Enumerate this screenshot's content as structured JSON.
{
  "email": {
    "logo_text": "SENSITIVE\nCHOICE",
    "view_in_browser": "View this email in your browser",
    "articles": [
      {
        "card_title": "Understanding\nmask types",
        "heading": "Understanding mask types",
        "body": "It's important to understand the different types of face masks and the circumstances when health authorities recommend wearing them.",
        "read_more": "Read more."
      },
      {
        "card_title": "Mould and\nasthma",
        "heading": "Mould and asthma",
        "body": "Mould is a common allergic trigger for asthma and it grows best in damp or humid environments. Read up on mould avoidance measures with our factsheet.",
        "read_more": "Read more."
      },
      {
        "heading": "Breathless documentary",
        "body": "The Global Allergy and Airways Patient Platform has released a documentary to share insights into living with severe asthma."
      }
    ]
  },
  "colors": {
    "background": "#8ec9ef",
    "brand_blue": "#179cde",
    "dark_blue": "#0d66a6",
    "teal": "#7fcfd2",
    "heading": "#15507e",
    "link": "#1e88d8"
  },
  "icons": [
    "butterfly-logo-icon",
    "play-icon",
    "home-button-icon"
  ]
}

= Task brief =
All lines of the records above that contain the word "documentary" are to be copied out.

= Task answer =
        "heading": "Breathless documentary",
        "body": "The Global Allergy and Airways Patient Platform has released a documentary to share insights into living with severe asthma."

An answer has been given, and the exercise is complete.